What Classroom Management Structure Would You Use?

Help for answering interview questions about how you'll manage your class

Teenage students learning in classroom
Getty Images/Caiaimage/Chris Ryan

When you are applying for a teaching position, a typical job interview question is "What type of classroom management structure would you implement if you were hired?" If you have teaching experience, this question should be easy to answer, since you implement classroom management every day you teach. If you’re looking for your first teaching job, then you need to do some research, starting with the school and district you are interviewing with.

Learn the School's Policies and Procedures

Become familiar with the school district's philosophies on classroom management and discipline.
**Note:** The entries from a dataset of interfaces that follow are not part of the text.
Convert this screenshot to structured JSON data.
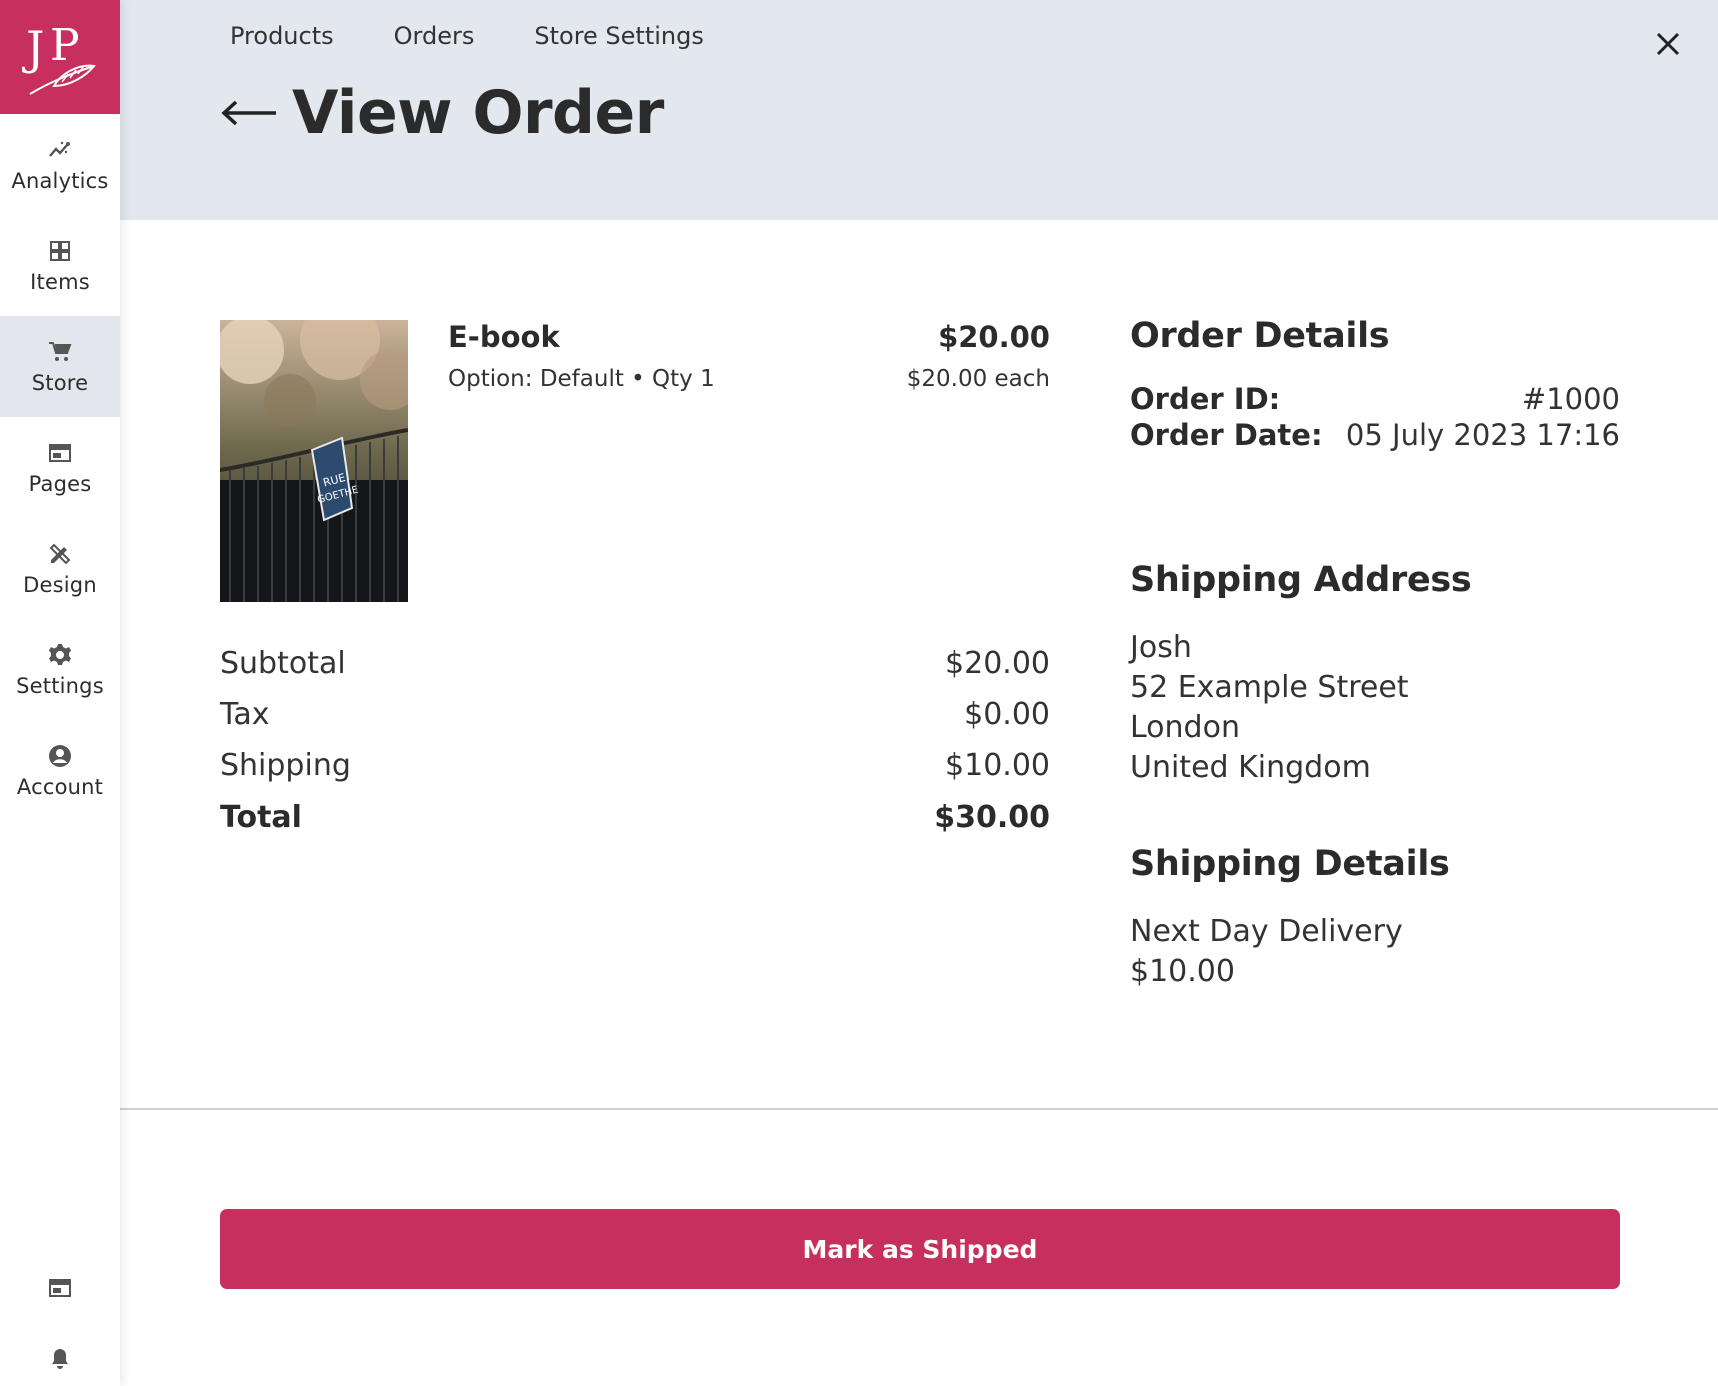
{
  "brand": {
    "accent": "#c7305e",
    "logo_text": "JP"
  },
  "sidebar": {
    "items": [
      {
        "label": "Analytics",
        "icon": "analytics-icon"
      },
      {
        "label": "Items",
        "icon": "grid-icon"
      },
      {
        "label": "Store",
        "icon": "cart-icon",
        "active": true
      },
      {
        "label": "Pages",
        "icon": "pages-icon"
      },
      {
        "label": "Design",
        "icon": "design-tools-icon"
      },
      {
        "label": "Settings",
        "icon": "gear-icon"
      },
      {
        "label": "Account",
        "icon": "account-icon"
      }
    ],
    "bottom": [
      {
        "icon": "window-icon"
      },
      {
        "icon": "bell-icon"
      }
    ]
  },
  "header": {
    "tabs": [
      "Products",
      "Orders",
      "Store Settings"
    ],
    "title": "View Order"
  },
  "order": {
    "item": {
      "name": "E-book",
      "meta": "Option: Default • Qty 1",
      "price": "$20.00",
      "each": "$20.00 each"
    },
    "summary": {
      "subtotal_label": "Subtotal",
      "subtotal": "$20.00",
      "tax_label": "Tax",
      "tax": "$0.00",
      "shipping_label": "Shipping",
      "shipping": "$10.00",
      "total_label": "Total",
      "total": "$30.00"
    },
    "details": {
      "title": "Order Details",
      "id_label": "Order ID:",
      "id": "#1000",
      "date_label": "Order Date:",
      "date": "05 July 2023 17:16"
    },
    "shipping_address": {
      "title": "Shipping Address",
      "lines": [
        "Josh",
        "52 Example Street",
        "London",
        "United Kingdom"
      ]
    },
    "shipping_details": {
      "title": "Shipping Details",
      "method": "Next Day Delivery",
      "cost": "$10.00"
    },
    "action_label": "Mark as Shipped"
  }
}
While teachers often have the freedom to develop their own personal classroom management style, most districts have clearly specified consequences to student misbehavior. A good response to the interview question will demonstrate your knowledge of the school’s or district’s disciplinary procedures and how you plan to incorporate them into your own classroom management style.

If you were unable to find out much about the school’s disciplinary policy beforehand, ask your interviewer how the administration supports teachers if a student gets out of hand. This will also give you a clue if the school’s support system will work with your classroom management style.

Define Your Personal Philosophy

The interviewer will want to hear your personal philosophy or strategy for classroom management.

Most leading education organizations recommend some combination of assertiveness and flexibility, allowing students some freedoms while also establishing boundaries. Your strategy on classroom management might include using encouraging positive classroom behaviors, emphasizing equitable interactions with students, being aware of high-needs students, engaging in appropriate levels of cooperative behavior and establishing clear learning goals.

Share Specific Examples

The best way to illustrate your classroom management style is to describe specific examples from your past experience. Even if this interview  is for your first teaching position, you likely have experience as a student teacher, and you should draw on that for examples. It’s okay to say you plan to follow your mentor teacher’s approach.

Sample answers might include redirecting the student, involving students by agreeing on a set of classroom rules together as a class, having students sign a learning contract that they help create at the beginning of the year, listening to a student in a one-on-one meeting, mediating issues between students, and involving parents in the disciplinary process.

When you give personal examples of your method, be sure to describe how it worked well for you. Here’s one example:

  • In my first grade classroom, I implemented a system where the students were each given a clip on a chart. At each infraction, the students would move their clip along a progression of colors. The disciplines ranged from a warning, losing half of recess and losing all recess to a call home or a visit to the principal's office. I made very few phone calls!

More About Teaching Jobs